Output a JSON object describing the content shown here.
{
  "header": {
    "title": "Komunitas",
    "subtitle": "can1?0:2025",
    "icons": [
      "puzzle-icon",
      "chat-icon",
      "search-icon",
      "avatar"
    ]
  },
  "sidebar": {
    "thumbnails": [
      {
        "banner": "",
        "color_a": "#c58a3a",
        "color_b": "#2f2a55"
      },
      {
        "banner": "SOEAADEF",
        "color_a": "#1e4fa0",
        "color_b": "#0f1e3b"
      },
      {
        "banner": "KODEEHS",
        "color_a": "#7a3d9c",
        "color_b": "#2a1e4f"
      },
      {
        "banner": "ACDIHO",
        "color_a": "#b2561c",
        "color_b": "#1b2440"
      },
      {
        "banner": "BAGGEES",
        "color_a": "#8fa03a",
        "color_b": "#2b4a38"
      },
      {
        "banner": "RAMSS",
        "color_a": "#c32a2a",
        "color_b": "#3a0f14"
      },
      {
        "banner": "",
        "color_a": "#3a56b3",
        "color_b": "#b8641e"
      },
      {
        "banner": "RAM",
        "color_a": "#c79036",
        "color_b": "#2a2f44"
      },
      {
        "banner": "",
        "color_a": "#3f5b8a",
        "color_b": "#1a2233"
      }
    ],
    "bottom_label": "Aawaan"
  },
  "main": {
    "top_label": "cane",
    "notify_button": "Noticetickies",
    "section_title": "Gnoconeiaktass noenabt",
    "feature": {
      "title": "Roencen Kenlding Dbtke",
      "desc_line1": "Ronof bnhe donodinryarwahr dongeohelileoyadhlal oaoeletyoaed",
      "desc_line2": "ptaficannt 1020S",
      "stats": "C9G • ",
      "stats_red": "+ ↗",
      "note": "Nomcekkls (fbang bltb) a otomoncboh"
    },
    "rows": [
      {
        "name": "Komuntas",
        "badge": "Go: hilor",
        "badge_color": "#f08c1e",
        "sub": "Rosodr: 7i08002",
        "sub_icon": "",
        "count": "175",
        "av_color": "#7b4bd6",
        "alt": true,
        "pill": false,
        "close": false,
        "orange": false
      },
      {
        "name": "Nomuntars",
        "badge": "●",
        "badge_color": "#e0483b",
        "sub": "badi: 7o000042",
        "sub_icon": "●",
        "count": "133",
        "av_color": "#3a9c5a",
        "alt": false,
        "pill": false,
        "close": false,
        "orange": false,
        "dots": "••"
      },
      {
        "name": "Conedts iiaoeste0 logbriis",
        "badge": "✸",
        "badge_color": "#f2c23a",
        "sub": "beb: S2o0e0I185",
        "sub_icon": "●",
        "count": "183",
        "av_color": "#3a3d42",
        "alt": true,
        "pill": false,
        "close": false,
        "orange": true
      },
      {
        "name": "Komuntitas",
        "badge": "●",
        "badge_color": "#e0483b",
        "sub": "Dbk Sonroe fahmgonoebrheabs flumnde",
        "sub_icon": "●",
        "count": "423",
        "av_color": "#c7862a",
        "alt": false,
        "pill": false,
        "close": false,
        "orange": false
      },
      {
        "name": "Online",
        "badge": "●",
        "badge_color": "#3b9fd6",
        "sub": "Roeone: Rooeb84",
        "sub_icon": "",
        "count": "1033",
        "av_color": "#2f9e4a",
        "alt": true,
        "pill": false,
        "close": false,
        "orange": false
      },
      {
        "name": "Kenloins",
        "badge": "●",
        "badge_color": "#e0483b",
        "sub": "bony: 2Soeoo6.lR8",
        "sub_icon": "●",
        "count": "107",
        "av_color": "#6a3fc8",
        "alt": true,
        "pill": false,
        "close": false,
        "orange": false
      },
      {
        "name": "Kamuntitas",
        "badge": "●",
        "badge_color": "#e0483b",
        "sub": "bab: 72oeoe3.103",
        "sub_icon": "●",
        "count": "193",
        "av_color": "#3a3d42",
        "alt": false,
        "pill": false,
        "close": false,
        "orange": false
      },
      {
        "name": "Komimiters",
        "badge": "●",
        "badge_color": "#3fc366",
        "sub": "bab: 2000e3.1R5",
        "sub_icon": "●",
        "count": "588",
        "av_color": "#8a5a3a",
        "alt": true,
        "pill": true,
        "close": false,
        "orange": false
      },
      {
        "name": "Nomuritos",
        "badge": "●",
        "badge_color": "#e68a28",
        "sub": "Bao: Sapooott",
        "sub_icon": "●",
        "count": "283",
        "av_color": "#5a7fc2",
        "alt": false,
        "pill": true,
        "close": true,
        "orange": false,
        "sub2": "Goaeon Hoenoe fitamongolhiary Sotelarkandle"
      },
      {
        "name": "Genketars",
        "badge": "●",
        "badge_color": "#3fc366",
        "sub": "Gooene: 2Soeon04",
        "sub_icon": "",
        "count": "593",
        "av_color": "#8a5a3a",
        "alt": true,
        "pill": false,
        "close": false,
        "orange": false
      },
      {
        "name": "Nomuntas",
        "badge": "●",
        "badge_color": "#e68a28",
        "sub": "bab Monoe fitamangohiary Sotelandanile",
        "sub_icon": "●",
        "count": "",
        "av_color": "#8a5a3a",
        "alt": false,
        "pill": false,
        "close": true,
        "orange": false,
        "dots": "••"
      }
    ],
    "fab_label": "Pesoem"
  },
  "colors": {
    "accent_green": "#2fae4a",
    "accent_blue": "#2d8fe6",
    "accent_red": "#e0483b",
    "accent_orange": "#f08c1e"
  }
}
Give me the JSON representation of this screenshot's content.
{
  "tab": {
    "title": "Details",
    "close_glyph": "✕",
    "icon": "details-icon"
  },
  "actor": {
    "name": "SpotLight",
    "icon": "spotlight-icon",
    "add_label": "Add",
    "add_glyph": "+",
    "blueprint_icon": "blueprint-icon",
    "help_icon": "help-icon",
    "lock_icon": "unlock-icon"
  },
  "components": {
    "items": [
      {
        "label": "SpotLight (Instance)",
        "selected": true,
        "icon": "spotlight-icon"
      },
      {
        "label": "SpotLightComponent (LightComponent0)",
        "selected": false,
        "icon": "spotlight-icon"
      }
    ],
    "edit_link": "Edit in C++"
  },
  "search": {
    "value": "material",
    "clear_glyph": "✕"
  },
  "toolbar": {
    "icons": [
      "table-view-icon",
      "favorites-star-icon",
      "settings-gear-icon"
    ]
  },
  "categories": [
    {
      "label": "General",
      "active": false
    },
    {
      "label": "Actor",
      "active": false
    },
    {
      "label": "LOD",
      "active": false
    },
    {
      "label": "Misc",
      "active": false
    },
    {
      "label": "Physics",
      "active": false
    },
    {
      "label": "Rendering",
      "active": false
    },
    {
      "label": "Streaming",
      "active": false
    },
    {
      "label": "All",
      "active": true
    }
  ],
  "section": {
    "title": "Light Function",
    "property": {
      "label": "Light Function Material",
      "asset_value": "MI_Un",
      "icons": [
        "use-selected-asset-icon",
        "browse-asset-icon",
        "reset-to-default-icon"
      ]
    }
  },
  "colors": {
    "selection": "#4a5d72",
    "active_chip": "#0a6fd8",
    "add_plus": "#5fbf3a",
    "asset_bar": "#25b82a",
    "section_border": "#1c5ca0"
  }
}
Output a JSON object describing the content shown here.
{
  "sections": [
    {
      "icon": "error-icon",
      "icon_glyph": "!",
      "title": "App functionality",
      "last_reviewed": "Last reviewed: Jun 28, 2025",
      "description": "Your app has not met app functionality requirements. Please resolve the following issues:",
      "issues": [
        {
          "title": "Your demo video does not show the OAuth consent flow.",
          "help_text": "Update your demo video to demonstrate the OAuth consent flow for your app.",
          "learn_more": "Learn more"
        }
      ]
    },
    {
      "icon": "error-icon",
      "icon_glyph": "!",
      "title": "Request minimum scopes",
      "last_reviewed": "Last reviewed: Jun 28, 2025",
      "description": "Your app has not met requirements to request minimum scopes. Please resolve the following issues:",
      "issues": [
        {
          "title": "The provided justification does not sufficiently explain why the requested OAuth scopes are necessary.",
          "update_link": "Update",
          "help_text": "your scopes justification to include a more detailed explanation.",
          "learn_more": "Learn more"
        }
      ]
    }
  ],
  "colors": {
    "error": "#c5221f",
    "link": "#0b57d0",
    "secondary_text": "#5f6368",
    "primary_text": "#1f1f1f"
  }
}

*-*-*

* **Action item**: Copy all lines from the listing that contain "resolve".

* **Exercise solution**:
      "description": "Your app has not met app functionality requirements. Please resolve the following issues:",
      "description": "Your app has not met requirements to request minimum scopes. Please resolve the following issues:",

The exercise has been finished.